Look through the material below. Copy each line that contains the string "wzór".

• Input data:
● ● ●
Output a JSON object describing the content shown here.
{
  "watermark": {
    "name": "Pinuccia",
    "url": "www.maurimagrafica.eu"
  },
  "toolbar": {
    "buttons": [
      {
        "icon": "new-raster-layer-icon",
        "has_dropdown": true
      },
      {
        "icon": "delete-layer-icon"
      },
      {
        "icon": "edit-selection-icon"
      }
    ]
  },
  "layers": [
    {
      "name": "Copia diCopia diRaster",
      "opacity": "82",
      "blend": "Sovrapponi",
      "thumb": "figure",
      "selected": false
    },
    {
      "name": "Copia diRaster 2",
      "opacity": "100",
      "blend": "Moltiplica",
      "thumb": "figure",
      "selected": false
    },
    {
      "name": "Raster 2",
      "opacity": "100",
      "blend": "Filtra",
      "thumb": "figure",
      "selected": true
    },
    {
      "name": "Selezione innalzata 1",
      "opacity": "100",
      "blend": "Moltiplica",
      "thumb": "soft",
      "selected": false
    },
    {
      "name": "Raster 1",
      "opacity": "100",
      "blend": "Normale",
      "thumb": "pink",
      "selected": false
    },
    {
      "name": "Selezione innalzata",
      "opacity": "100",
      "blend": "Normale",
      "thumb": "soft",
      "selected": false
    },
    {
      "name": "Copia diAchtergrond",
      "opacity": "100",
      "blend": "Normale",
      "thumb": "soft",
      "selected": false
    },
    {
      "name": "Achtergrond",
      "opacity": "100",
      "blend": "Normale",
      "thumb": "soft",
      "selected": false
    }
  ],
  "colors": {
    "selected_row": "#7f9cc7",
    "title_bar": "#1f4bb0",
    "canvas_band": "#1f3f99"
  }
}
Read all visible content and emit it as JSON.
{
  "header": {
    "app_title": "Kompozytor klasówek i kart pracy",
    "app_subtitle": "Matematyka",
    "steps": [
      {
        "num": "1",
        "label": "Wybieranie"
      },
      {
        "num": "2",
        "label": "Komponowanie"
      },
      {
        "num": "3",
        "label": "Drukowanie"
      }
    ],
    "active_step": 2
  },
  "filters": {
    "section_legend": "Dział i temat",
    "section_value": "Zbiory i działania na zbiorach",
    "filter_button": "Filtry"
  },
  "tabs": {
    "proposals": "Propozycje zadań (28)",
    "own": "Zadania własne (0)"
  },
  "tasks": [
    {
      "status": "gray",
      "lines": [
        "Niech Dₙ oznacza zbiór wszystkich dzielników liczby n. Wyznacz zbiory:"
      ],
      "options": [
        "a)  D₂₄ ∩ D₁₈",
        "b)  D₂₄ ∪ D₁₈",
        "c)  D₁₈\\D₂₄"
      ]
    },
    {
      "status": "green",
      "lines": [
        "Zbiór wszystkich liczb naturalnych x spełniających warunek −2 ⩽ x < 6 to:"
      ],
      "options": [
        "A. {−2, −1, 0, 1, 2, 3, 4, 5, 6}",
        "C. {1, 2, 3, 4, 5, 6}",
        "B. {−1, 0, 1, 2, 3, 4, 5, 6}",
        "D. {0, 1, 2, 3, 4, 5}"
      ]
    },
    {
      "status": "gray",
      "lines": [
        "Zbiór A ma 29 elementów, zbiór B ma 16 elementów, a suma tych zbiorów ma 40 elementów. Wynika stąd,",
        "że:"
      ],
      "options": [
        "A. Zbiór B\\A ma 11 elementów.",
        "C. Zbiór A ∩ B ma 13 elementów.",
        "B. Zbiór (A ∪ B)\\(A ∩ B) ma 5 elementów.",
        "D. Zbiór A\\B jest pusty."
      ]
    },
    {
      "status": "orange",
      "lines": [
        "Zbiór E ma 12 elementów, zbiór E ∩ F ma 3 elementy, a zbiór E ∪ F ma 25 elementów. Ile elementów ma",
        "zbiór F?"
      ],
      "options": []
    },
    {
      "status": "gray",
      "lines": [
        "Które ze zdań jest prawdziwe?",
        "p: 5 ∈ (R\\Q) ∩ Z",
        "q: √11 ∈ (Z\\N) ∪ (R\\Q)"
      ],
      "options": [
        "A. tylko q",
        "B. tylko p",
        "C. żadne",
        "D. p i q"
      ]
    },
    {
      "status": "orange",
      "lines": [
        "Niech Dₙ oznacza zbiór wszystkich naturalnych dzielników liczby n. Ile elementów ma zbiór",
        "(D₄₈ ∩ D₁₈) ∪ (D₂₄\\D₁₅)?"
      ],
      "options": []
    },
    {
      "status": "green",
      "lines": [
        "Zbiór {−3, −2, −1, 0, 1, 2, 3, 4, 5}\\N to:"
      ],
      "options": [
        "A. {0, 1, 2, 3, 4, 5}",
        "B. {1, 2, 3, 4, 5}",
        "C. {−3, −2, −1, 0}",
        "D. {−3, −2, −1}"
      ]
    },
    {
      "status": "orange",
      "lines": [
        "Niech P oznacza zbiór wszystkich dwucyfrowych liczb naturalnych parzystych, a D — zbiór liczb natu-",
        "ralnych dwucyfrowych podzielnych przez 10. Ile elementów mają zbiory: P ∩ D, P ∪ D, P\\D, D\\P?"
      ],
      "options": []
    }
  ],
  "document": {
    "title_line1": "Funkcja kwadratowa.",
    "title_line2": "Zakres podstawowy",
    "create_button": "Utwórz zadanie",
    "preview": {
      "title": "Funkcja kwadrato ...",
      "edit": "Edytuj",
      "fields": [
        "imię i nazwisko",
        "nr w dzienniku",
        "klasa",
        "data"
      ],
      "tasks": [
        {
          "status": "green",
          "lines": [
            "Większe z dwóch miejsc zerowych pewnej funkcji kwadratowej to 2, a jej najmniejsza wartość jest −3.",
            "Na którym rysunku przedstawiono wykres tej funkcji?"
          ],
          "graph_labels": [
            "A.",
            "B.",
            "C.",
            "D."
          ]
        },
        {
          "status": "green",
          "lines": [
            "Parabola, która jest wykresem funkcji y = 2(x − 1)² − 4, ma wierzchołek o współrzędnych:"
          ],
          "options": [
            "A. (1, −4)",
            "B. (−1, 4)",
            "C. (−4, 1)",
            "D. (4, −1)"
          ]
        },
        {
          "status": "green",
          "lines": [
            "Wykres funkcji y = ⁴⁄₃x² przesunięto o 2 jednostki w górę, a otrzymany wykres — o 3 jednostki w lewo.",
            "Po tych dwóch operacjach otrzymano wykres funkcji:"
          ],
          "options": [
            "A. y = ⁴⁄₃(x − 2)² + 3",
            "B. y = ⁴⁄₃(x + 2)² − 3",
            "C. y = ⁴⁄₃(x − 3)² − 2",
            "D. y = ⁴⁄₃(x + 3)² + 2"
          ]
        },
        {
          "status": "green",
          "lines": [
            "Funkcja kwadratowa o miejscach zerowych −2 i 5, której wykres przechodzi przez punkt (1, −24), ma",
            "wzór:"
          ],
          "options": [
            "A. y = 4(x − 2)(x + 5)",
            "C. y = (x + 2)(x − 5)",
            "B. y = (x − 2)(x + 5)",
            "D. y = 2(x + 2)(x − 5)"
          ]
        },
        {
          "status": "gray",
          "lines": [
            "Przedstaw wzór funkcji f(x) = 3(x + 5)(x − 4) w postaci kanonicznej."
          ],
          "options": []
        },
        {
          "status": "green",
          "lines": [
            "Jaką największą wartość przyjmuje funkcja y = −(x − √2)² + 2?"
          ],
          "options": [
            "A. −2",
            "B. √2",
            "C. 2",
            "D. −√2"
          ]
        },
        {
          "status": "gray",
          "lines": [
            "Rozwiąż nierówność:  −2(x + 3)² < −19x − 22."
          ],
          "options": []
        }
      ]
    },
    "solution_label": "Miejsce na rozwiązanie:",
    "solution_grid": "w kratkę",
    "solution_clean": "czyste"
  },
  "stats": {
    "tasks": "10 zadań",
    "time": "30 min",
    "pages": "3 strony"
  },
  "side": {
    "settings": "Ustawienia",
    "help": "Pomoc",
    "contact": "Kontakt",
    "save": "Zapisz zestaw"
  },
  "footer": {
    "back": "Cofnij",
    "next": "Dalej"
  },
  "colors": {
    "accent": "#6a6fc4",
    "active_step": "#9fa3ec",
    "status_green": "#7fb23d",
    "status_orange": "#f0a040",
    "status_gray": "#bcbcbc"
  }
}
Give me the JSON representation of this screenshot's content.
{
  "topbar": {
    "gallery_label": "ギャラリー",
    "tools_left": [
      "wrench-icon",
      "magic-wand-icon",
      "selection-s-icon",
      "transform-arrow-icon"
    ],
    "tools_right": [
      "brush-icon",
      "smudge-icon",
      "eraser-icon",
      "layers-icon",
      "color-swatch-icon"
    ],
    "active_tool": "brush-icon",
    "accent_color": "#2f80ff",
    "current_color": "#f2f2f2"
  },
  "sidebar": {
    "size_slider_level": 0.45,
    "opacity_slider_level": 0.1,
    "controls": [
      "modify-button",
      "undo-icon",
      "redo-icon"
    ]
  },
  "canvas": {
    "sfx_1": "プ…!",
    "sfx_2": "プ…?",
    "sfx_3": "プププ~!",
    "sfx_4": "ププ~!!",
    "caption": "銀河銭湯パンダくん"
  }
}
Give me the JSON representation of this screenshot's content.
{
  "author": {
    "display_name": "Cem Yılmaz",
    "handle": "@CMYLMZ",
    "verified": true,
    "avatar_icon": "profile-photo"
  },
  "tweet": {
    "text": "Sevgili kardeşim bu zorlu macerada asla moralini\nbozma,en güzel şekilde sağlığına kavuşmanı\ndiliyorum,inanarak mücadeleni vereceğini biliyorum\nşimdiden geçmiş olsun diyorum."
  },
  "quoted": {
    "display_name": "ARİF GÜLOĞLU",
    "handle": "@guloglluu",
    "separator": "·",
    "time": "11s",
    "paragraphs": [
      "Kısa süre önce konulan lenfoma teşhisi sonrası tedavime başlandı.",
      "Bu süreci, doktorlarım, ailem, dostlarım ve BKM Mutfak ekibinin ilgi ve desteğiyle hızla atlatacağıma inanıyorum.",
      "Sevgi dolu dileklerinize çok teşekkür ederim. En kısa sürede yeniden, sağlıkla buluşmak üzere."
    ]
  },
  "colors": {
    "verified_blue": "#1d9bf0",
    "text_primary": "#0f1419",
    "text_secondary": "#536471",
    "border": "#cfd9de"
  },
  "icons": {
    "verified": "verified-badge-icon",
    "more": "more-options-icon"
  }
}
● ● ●
• Exercise output:
            "wzór:"
            "Przedstaw wzór funkcji f(x) = 3(x + 5)(x − 4) w postaci kanonicznej."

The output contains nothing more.